PROBLEM STATEMENT -
Your answer should hold each line of the material that contains the word "activity".

----- GIVEN DATA -----

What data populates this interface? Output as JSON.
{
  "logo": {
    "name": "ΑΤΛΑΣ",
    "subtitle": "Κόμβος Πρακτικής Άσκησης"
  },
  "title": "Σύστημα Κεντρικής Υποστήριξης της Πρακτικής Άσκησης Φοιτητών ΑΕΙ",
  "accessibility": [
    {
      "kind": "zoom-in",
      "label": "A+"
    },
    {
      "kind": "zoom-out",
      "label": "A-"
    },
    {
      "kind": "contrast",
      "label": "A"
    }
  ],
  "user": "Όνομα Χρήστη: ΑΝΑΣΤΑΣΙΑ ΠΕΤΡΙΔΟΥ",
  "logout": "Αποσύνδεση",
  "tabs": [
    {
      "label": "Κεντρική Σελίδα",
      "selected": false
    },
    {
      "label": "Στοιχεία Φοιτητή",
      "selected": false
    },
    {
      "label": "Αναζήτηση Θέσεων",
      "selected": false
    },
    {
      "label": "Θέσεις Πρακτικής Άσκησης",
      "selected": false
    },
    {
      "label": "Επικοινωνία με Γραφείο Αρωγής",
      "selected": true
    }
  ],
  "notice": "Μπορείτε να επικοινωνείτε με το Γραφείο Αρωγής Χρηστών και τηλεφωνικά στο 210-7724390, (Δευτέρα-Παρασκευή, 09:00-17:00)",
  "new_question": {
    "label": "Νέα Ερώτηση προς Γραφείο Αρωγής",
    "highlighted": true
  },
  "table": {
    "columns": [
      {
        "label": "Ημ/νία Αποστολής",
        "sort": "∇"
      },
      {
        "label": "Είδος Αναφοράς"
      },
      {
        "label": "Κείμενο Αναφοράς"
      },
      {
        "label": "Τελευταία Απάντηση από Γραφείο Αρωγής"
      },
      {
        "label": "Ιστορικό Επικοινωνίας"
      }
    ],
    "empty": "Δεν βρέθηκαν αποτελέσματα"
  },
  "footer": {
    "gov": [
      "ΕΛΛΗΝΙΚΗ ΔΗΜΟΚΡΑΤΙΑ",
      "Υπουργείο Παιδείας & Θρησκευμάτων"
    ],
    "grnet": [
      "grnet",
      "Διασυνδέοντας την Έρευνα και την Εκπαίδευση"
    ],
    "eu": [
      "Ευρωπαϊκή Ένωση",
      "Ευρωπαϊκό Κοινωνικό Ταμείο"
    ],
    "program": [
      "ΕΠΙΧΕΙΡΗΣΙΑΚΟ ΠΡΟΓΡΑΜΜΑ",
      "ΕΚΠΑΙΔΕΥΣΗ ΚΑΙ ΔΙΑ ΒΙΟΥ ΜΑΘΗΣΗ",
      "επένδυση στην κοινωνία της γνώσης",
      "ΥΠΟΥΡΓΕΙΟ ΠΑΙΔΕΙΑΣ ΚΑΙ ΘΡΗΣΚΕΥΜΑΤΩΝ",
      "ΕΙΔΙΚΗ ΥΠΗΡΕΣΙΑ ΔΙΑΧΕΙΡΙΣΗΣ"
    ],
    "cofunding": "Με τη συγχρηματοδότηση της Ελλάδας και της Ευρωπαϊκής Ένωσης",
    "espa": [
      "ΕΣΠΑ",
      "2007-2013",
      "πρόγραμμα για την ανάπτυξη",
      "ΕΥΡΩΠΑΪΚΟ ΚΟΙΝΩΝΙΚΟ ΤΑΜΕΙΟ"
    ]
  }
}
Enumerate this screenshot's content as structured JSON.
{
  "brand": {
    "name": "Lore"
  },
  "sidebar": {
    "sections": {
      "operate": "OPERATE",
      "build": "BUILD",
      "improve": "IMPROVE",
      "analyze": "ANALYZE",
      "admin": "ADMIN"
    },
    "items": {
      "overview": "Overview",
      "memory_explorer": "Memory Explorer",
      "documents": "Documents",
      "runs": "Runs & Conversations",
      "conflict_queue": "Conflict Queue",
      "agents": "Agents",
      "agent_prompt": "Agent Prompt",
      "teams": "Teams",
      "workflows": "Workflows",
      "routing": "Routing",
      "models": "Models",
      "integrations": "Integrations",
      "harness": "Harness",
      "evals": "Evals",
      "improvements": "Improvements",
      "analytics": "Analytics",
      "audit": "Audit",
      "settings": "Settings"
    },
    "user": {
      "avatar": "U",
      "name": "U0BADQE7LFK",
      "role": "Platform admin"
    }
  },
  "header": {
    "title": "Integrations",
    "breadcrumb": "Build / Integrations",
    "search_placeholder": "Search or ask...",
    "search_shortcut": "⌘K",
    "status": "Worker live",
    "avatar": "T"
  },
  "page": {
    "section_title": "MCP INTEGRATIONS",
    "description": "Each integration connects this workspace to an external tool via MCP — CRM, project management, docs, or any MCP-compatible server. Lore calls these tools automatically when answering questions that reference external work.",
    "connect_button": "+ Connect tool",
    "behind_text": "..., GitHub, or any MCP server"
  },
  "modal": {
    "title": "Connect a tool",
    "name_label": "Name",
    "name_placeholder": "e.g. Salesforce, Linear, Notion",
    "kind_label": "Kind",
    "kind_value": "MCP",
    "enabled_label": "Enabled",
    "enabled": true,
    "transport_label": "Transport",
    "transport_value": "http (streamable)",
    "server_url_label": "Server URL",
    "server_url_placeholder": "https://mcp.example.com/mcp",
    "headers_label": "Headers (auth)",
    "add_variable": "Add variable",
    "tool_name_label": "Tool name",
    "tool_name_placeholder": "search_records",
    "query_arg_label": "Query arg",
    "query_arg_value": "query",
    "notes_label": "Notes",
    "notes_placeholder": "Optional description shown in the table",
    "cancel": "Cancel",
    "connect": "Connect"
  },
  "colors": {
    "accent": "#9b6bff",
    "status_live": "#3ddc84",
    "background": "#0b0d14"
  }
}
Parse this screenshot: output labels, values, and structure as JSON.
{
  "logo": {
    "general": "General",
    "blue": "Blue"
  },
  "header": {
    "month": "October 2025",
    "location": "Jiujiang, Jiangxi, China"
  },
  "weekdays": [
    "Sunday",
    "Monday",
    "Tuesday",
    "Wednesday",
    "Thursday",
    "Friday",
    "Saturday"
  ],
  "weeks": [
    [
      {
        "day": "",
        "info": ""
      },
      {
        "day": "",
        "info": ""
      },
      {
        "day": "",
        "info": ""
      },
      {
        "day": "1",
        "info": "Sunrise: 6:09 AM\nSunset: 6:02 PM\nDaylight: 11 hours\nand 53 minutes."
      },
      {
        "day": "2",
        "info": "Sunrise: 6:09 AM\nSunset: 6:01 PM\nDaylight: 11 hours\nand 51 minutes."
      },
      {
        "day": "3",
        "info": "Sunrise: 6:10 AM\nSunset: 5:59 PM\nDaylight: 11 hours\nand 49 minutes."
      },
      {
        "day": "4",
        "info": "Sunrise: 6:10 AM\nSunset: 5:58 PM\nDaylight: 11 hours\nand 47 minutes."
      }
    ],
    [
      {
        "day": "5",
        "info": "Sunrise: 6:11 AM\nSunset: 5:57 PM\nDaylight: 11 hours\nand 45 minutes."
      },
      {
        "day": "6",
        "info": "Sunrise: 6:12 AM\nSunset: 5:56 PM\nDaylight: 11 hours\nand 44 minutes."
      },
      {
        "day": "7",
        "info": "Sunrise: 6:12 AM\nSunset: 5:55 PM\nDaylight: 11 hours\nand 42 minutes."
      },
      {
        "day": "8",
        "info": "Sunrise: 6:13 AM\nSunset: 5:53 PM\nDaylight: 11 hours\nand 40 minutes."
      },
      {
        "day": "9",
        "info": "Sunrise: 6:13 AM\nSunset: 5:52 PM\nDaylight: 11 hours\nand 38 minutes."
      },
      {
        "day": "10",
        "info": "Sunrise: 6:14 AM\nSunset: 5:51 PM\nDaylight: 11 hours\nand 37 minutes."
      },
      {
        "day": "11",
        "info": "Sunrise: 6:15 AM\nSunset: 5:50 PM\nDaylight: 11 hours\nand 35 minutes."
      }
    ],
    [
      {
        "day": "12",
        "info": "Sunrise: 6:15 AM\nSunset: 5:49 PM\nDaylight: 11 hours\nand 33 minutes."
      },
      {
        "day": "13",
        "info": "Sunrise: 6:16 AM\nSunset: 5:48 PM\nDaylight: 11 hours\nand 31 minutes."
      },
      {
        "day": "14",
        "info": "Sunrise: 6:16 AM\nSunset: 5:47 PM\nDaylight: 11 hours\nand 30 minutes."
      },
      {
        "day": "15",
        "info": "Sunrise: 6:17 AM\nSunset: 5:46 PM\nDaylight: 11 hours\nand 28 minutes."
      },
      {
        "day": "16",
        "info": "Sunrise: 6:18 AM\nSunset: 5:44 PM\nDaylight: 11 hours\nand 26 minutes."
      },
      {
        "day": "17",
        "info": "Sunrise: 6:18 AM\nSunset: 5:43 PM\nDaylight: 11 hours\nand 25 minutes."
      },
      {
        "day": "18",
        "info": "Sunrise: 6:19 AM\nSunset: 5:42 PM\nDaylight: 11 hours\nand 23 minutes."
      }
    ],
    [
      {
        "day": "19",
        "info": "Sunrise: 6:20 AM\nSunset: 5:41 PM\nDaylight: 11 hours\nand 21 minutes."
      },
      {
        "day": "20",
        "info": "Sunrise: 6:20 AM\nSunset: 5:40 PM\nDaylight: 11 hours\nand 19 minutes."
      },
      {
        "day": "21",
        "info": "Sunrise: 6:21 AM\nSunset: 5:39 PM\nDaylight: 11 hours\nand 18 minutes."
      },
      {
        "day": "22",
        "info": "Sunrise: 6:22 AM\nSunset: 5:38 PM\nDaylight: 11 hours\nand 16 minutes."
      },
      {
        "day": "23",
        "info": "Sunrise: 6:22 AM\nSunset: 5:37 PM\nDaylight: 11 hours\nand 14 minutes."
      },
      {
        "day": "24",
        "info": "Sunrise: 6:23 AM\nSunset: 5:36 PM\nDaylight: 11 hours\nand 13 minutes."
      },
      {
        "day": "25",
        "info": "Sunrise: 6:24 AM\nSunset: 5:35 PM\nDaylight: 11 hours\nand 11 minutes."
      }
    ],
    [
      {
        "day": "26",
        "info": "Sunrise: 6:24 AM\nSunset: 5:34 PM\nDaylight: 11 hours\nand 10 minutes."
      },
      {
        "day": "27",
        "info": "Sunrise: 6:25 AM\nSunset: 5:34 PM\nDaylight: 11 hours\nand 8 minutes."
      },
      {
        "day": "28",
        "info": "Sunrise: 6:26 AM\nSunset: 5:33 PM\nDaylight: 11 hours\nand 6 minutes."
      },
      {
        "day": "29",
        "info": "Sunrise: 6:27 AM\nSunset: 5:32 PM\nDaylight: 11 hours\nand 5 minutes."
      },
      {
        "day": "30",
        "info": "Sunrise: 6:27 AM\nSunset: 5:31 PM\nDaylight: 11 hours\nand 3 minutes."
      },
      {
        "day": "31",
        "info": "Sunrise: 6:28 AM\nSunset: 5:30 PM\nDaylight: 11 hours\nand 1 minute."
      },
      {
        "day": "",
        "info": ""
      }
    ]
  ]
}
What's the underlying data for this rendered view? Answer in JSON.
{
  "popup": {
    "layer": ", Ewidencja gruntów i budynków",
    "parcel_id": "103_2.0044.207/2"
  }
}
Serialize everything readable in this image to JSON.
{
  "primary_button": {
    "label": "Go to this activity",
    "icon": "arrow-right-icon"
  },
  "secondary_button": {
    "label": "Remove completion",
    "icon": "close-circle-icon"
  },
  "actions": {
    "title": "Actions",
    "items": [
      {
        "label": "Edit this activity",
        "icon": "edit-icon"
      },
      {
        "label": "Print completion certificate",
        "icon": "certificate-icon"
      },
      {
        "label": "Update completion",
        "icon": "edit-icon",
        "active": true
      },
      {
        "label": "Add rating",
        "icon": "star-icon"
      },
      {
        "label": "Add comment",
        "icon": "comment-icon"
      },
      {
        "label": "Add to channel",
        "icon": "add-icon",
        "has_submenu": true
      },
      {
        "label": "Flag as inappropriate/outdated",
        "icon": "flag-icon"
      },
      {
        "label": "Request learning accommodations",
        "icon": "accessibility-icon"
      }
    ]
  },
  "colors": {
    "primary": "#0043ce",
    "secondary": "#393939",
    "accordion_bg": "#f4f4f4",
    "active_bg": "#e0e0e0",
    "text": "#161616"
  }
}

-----

TASK SOLUTION -
    "label": "Go to this activity",
        "label": "Edit this activity",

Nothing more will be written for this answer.